Silent Hill: Shattered Memories is a game I distinctly remember making fun of before it ever released, baffled by Konami’s insistence on a Silent Hill remake that differed so greatly from the game it was purported to remake. It all turned out to be a trick, as the released game was a hypothetical reimagining that both accepts what happens in the first Silent Hill title and turns it on its head. Shattered Memories was one of the first games that told a story in a way only video games can, using its own mechanics to subtly guide and be guided by the player rather than aping narrative tropes from movies and TV.

It is fitting that a misleading remake of Silent Hill ended up as the last great Silent Hill game, as its unique take on the psychological horror series represents a definitive end to the more cerebral aspects of the title’s history.

Odin Sphere: Leifthrasir – Joe Juba

Odin Sphere is a unique action/RPG that originally released in 2007. Despite a gorgeous art style and compelling narrative that chronicled the individual adventures of five playable characters, some technical and interface issues that made the experience tough to fully appreciate. Nearly a decade later, those issues were fixed with Leifthrasir, a game that skirts the line between remaster and remake. Though it still has all of the remarkable visuals and structure that defined the original, developer Vanillaware addressed the problems and rebuilt the combat and leveling systems. The result is a game that feels familiar, but with the added features and conveniences I wanted the first time around.

If Leifthrasir were the version that had come out in 2007, I think this game would have been a lock on our 300 list.
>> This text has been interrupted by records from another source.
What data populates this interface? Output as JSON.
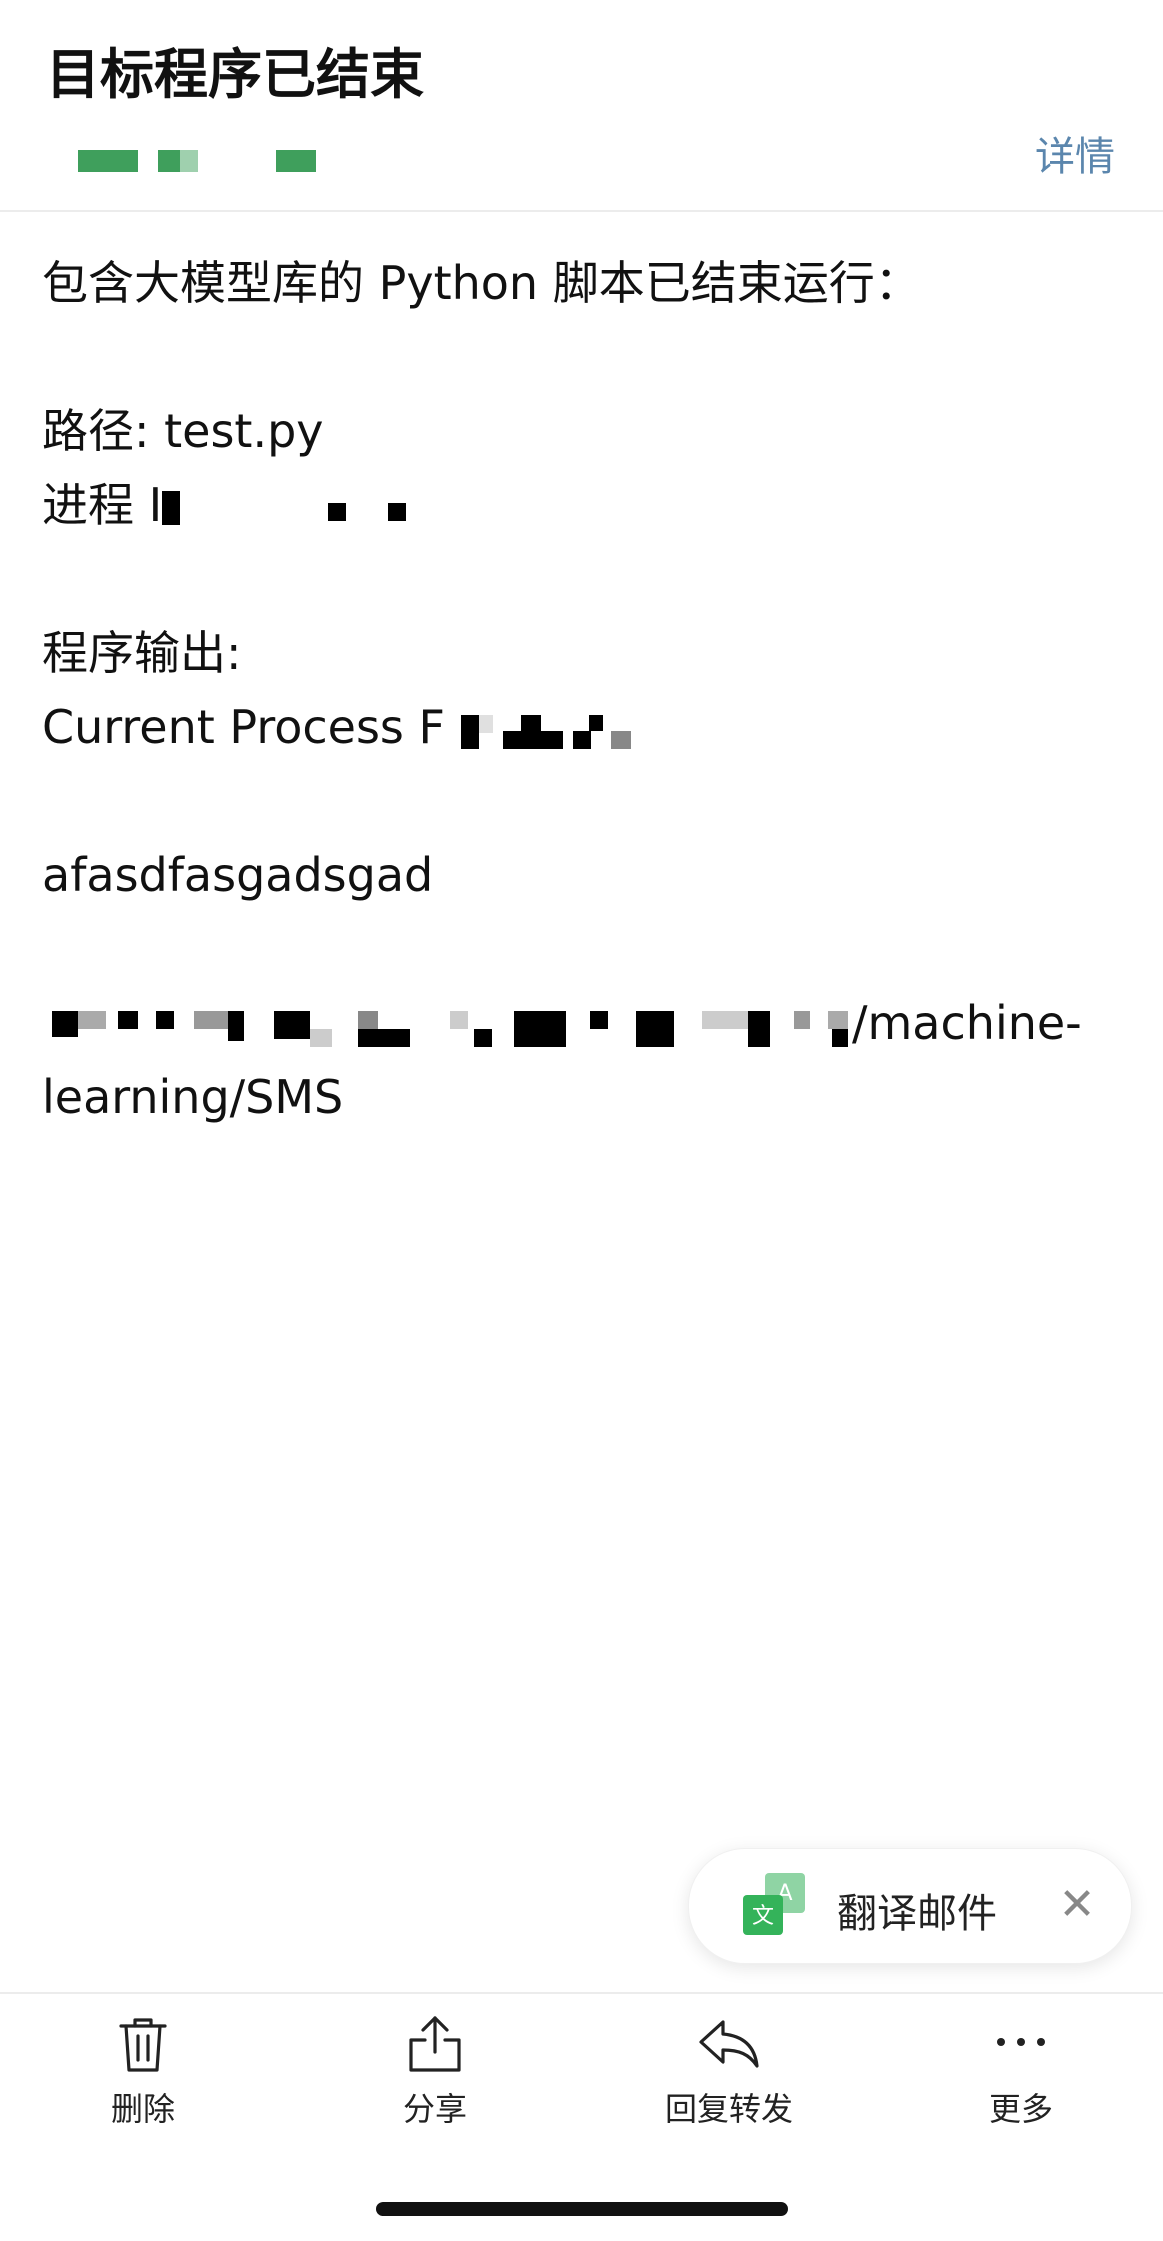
{
  "header": {
    "title": "目标程序已结束",
    "details_label": "详情"
  },
  "message": {
    "intro": "包含大模型库的 Python 脚本已结束运行：",
    "path_line": "路径: test.py",
    "pid_prefix": "进程 I",
    "output_heading": "程序输出:",
    "current_process_prefix": "Current Process F",
    "output_text": "afasdfasgadsgad",
    "path_suffix": "/machine-",
    "path_last_line": "learning/SMS"
  },
  "translate_banner": {
    "label": "翻译邮件",
    "icon_letters": {
      "back": "A",
      "front": "文"
    },
    "close_glyph": "✕",
    "colors": {
      "back": "#8fd4a4",
      "front": "#34b35a"
    }
  },
  "toolbar": {
    "items": [
      {
        "label": "删除",
        "icon": "trash-icon"
      },
      {
        "label": "分享",
        "icon": "share-icon"
      },
      {
        "label": "回复转发",
        "icon": "reply-icon"
      },
      {
        "label": "更多",
        "icon": "more-icon"
      }
    ]
  },
  "colors": {
    "accent_link": "#5b86ad",
    "redaction_green": "#3f9f5c"
  }
}
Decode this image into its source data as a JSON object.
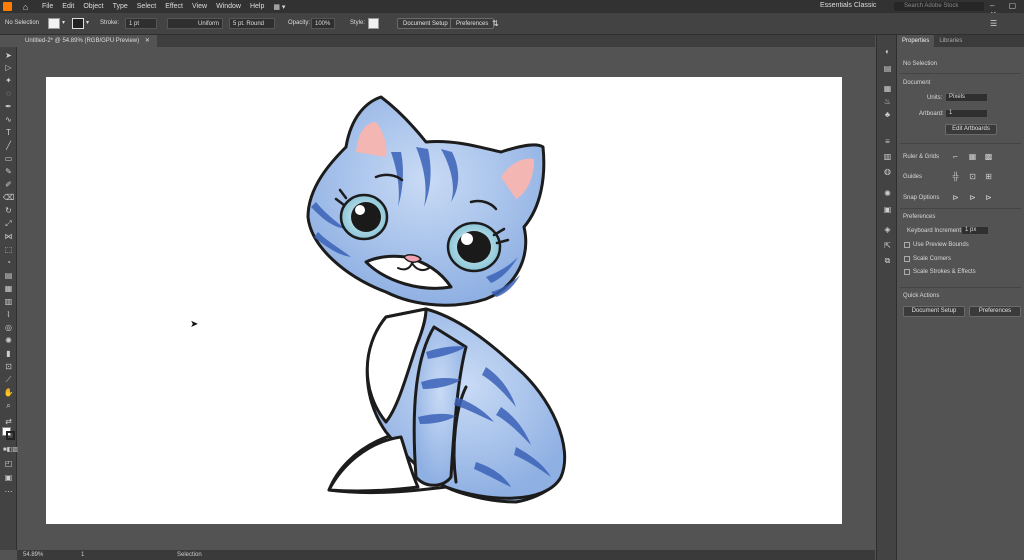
{
  "menubar": {
    "items": [
      "File",
      "Edit",
      "Object",
      "Type",
      "Select",
      "Effect",
      "View",
      "Window",
      "Help"
    ],
    "workspace": "Essentials Classic",
    "search_placeholder": "Search Adobe Stock"
  },
  "control": {
    "selection": "No Selection",
    "stroke_label": "Stroke:",
    "stroke_value": "1 pt",
    "profile": "Uniform",
    "brush": "5 pt. Round",
    "opacity_label": "Opacity:",
    "opacity_value": "100%",
    "style_label": "Style:",
    "doc_setup": "Document Setup",
    "preferences": "Preferences"
  },
  "document": {
    "tab_title": "Untitled-2* @ 54.89% (RGB/GPU Preview)"
  },
  "status": {
    "zoom": "54.89%",
    "artboard": "1",
    "tool": "Selection"
  },
  "panel": {
    "tabs": [
      "Properties",
      "Libraries"
    ],
    "selection": "No Selection",
    "document_header": "Document",
    "units_label": "Units:",
    "units_value": "Pixels",
    "artboard_label": "Artboard:",
    "artboard_value": "1",
    "edit_artboards": "Edit Artboards",
    "ruler_grids": "Ruler & Grids",
    "guides": "Guides",
    "snap_options": "Snap Options",
    "preferences_header": "Preferences",
    "keyboard_increment_label": "Keyboard Increment:",
    "keyboard_increment_value": "1 px",
    "use_preview_bounds": "Use Preview Bounds",
    "scale_corners": "Scale Corners",
    "scale_strokes": "Scale Strokes & Effects",
    "quick_actions": "Quick Actions",
    "doc_setup": "Document Setup",
    "preferences": "Preferences"
  },
  "colors": {
    "cat_blue": "#a7c3ec",
    "cat_stripe": "#3b62b8",
    "ear_pink": "#f3b6b3"
  }
}
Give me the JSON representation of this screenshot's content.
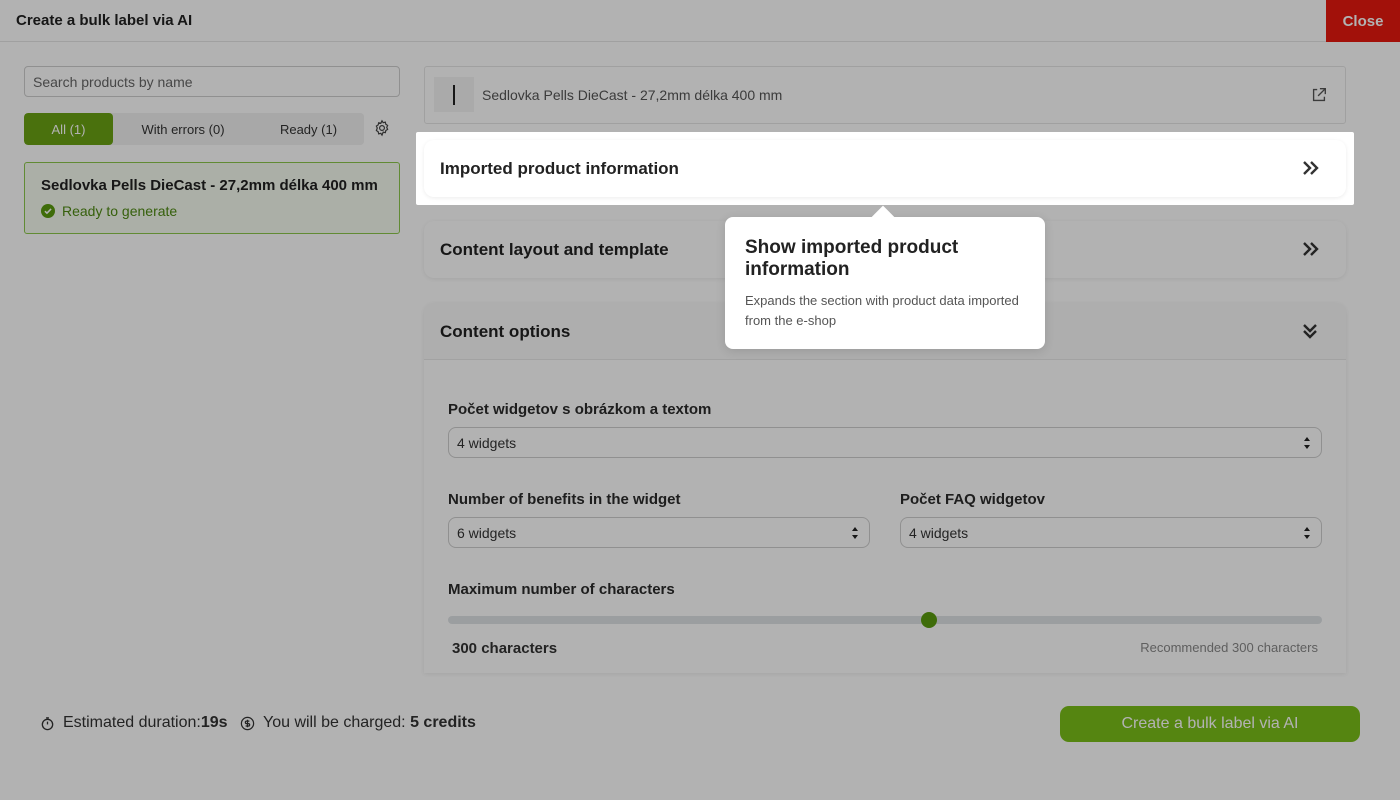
{
  "window": {
    "title": "Create a bulk label via AI",
    "close_label": "Close"
  },
  "search": {
    "placeholder": "Search products by name"
  },
  "filters": [
    {
      "label": "All (1)",
      "active": true
    },
    {
      "label": "With errors (0)",
      "active": false
    },
    {
      "label": "Ready (1)",
      "active": false
    }
  ],
  "product_list": [
    {
      "name": "Sedlovka Pells DieCast - 27,2mm délka 400 mm",
      "status": "Ready to generate"
    }
  ],
  "product_header": {
    "name": "Sedlovka Pells DieCast - 27,2mm délka 400 mm"
  },
  "sections": {
    "imported": {
      "title": "Imported product information"
    },
    "layout": {
      "title": "Content layout and template"
    },
    "options": {
      "title": "Content options"
    }
  },
  "options": {
    "image_text_widgets": {
      "label": "Počet widgetov s obrázkom a textom",
      "value": "4 widgets"
    },
    "benefits": {
      "label": "Number of benefits in the widget",
      "value": "6 widgets"
    },
    "faq": {
      "label": "Počet FAQ widgetov",
      "value": "4 widgets"
    },
    "max_chars": {
      "label": "Maximum number of characters",
      "value_label": "300 characters",
      "recommended": "Recommended 300 characters",
      "level": 0.55
    }
  },
  "tooltip": {
    "title": "Show imported product information",
    "description": "Expands the section with product data imported from the e-shop"
  },
  "footer": {
    "duration_label": "Estimated duration:",
    "duration_value": "19s",
    "charge_label": "You will be charged:",
    "charge_value": "5 credits",
    "cta_label": "Create a bulk label via AI"
  },
  "colors": {
    "accent": "#6aa313",
    "close": "#e8190f",
    "status_ok": "#4e8a12"
  }
}
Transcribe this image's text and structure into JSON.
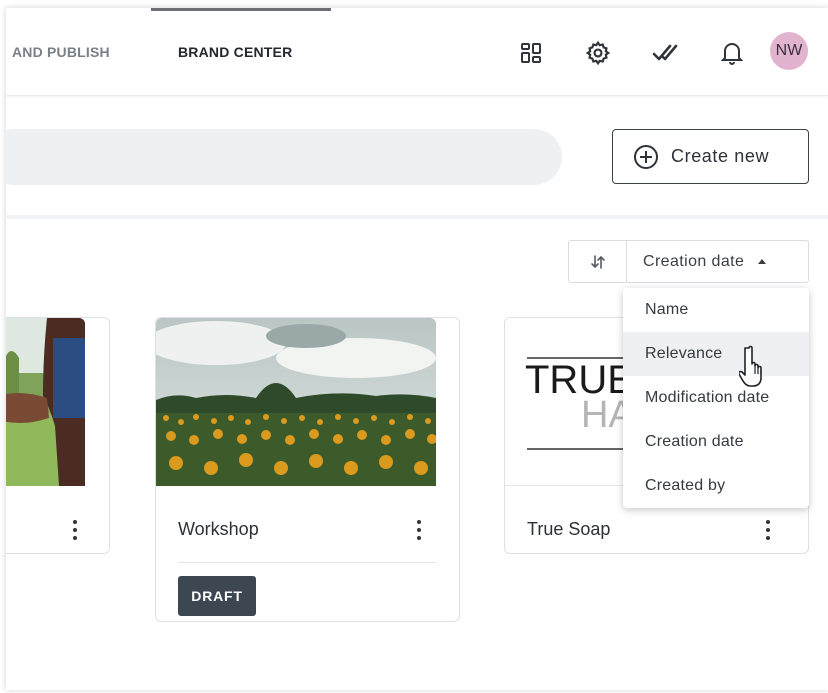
{
  "header": {
    "tabs": [
      {
        "label": "AND PUBLISH"
      },
      {
        "label": "BRAND CENTER",
        "active": true
      }
    ],
    "icons": [
      "apps-grid-icon",
      "gear-icon",
      "double-check-icon",
      "bell-icon"
    ],
    "avatar_initials": "NW",
    "avatar_color": "#e2b3cf"
  },
  "toolbar": {
    "create_label": "Create new"
  },
  "sort": {
    "current": "Creation date",
    "options": [
      {
        "label": "Name"
      },
      {
        "label": "Relevance",
        "hovered": true
      },
      {
        "label": "Modification date"
      },
      {
        "label": "Creation date"
      },
      {
        "label": "Created by"
      }
    ]
  },
  "cards": [
    {
      "title": "",
      "thumbnail": "people-photo"
    },
    {
      "title": "Workshop",
      "thumbnail": "sunflower-field-photo",
      "badge": "DRAFT"
    },
    {
      "title": "True Soap",
      "thumbnail": "true-soap-logo",
      "logo_text": "TRUE",
      "logo_subtext": "HA"
    }
  ],
  "colors": {
    "badge_bg": "#3c4752",
    "stack_shadow": "#c5ced8",
    "search_bg": "#eef1f4"
  }
}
However, the distance between the two releases puts Leifthrasir in the strange position; it carries some baggage with it, and 10 years of gaming evolution casts old faults in a new light. They don't keep me from enjoying the game, but maybe neither of Odin Sphere's incarnations clicked enough with the other editors to secure its (rightful) place on our top 300.